## INFORMATION SHOWN
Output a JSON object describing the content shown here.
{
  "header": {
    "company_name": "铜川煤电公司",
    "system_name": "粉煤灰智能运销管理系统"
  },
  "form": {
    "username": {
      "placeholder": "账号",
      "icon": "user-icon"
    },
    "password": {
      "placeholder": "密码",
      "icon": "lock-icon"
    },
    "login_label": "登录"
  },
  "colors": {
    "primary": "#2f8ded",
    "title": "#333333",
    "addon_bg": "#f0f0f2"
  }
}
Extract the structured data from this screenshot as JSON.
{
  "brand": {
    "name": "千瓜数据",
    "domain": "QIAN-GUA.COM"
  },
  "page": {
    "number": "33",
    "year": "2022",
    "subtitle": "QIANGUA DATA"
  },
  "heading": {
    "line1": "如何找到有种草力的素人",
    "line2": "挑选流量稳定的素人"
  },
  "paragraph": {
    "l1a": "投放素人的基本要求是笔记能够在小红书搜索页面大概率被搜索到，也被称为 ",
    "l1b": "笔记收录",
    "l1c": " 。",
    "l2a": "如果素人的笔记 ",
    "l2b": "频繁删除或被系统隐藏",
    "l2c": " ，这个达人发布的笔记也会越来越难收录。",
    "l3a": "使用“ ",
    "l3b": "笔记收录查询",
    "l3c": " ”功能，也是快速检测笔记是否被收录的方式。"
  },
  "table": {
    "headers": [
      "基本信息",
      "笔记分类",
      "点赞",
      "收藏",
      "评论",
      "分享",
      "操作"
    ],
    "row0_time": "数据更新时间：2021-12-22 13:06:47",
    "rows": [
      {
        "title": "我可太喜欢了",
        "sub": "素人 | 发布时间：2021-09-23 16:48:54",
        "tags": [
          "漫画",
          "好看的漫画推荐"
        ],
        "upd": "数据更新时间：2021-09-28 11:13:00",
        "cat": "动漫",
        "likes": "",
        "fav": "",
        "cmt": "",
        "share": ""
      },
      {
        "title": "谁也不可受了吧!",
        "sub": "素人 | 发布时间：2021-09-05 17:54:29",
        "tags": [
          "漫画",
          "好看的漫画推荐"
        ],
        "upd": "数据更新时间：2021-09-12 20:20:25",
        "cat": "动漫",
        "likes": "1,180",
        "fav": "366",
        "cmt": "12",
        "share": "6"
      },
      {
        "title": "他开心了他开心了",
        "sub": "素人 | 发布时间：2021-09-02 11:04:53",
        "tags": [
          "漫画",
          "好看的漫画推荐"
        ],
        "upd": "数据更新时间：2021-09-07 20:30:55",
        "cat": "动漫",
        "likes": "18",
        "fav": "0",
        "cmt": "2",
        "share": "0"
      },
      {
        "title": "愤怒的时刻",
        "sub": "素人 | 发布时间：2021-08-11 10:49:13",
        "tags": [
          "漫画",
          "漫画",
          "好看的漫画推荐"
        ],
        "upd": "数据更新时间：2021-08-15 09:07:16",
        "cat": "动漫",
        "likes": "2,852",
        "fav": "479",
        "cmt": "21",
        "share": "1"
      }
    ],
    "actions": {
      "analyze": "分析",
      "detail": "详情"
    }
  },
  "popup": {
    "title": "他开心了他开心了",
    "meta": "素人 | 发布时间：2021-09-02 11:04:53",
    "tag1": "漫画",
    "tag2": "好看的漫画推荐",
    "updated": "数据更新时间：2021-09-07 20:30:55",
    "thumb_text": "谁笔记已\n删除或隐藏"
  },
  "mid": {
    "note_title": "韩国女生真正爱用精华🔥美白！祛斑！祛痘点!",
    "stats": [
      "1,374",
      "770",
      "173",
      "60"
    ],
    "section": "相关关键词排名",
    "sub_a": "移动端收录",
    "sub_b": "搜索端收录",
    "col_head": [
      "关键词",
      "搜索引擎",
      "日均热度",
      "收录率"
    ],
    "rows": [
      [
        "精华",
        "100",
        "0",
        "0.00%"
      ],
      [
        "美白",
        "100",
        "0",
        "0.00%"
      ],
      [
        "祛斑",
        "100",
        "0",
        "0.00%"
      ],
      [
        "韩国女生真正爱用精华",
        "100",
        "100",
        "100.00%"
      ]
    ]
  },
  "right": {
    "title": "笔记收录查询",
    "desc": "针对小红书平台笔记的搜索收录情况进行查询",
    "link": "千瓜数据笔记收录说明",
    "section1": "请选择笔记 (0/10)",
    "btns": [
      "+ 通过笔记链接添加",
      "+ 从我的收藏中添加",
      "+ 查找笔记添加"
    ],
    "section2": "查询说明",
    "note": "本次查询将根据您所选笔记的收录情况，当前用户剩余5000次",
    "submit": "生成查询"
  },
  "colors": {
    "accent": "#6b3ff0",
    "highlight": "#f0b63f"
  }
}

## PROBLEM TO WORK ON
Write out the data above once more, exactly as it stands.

## TASK SOLUTION
Output a JSON object describing the content shown here.
{
  "header": {
    "company_name": "铜川煤电公司",
    "system_name": "粉煤灰智能运销管理系统"
  },
  "form": {
    "username": {
      "placeholder": "账号",
      "icon": "user-icon"
    },
    "password": {
      "placeholder": "密码",
      "icon": "lock-icon"
    },
    "login_label": "登录"
  },
  "colors": {
    "primary": "#2f8ded",
    "title": "#333333",
    "addon_bg": "#f0f0f2"
  }
}
Extract the structured data from this screenshot as JSON.
{
  "brand": {
    "name": "千瓜数据",
    "domain": "QIAN-GUA.COM"
  },
  "page": {
    "number": "33",
    "year": "2022",
    "subtitle": "QIANGUA DATA"
  },
  "heading": {
    "line1": "如何找到有种草力的素人",
    "line2": "挑选流量稳定的素人"
  },
  "paragraph": {
    "l1a": "投放素人的基本要求是笔记能够在小红书搜索页面大概率被搜索到，也被称为 ",
    "l1b": "笔记收录",
    "l1c": " 。",
    "l2a": "如果素人的笔记 ",
    "l2b": "频繁删除或被系统隐藏",
    "l2c": " ，这个达人发布的笔记也会越来越难收录。",
    "l3a": "使用“ ",
    "l3b": "笔记收录查询",
    "l3c": " ”功能，也是快速检测笔记是否被收录的方式。"
  },
  "table": {
    "headers": [
      "基本信息",
      "笔记分类",
      "点赞",
      "收藏",
      "评论",
      "分享",
      "操作"
    ],
    "row0_time": "数据更新时间：2021-12-22 13:06:47",
    "rows": [
      {
        "title": "我可太喜欢了",
        "sub": "素人 | 发布时间：2021-09-23 16:48:54",
        "tags": [
          "漫画",
          "好看的漫画推荐"
        ],
        "upd": "数据更新时间：2021-09-28 11:13:00",
        "cat": "动漫",
        "likes": "",
        "fav": "",
        "cmt": "",
        "share": ""
      },
      {
        "title": "谁也不可受了吧!",
        "sub": "素人 | 发布时间：2021-09-05 17:54:29",
        "tags": [
          "漫画",
          "好看的漫画推荐"
        ],
        "upd": "数据更新时间：2021-09-12 20:20:25",
        "cat": "动漫",
        "likes": "1,180",
        "fav": "366",
        "cmt": "12",
        "share": "6"
      },
      {
        "title": "他开心了他开心了",
        "sub": "素人 | 发布时间：2021-09-02 11:04:53",
        "tags": [
          "漫画",
          "好看的漫画推荐"
        ],
        "upd": "数据更新时间：2021-09-07 20:30:55",
        "cat": "动漫",
        "likes": "18",
        "fav": "0",
        "cmt": "2",
        "share": "0"
      },
      {
        "title": "愤怒的时刻",
        "sub": "素人 | 发布时间：2021-08-11 10:49:13",
        "tags": [
          "漫画",
          "漫画",
          "好看的漫画推荐"
        ],
        "upd": "数据更新时间：2021-08-15 09:07:16",
        "cat": "动漫",
        "likes": "2,852",
        "fav": "479",
        "cmt": "21",
        "share": "1"
      }
    ],
    "actions": {
      "analyze": "分析",
      "detail": "详情"
    }
  },
  "popup": {
    "title": "他开心了他开心了",
    "meta": "素人 | 发布时间：2021-09-02 11:04:53",
    "tag1": "漫画",
    "tag2": "好看的漫画推荐",
    "updated": "数据更新时间：2021-09-07 20:30:55",
    "thumb_text": "谁笔记已\n删除或隐藏"
  },
  "mid": {
    "note_title": "韩国女生真正爱用精华🔥美白！祛斑！祛痘点!",
    "stats": [
      "1,374",
      "770",
      "173",
      "60"
    ],
    "section": "相关关键词排名",
    "sub_a": "移动端收录",
    "sub_b": "搜索端收录",
    "col_head": [
      "关键词",
      "搜索引擎",
      "日均热度",
      "收录率"
    ],
    "rows": [
      [
        "精华",
        "100",
        "0",
        "0.00%"
      ],
      [
        "美白",
        "100",
        "0",
        "0.00%"
      ],
      [
        "祛斑",
        "100",
        "0",
        "0.00%"
      ],
      [
        "韩国女生真正爱用精华",
        "100",
        "100",
        "100.00%"
      ]
    ]
  },
  "right": {
    "title": "笔记收录查询",
    "desc": "针对小红书平台笔记的搜索收录情况进行查询",
    "link": "千瓜数据笔记收录说明",
    "section1": "请选择笔记 (0/10)",
    "btns": [
      "+ 通过笔记链接添加",
      "+ 从我的收藏中添加",
      "+ 查找笔记添加"
    ],
    "section2": "查询说明",
    "note": "本次查询将根据您所选笔记的收录情况，当前用户剩余5000次",
    "submit": "生成查询"
  },
  "colors": {
    "accent": "#6b3ff0",
    "highlight": "#f0b63f"
  }
}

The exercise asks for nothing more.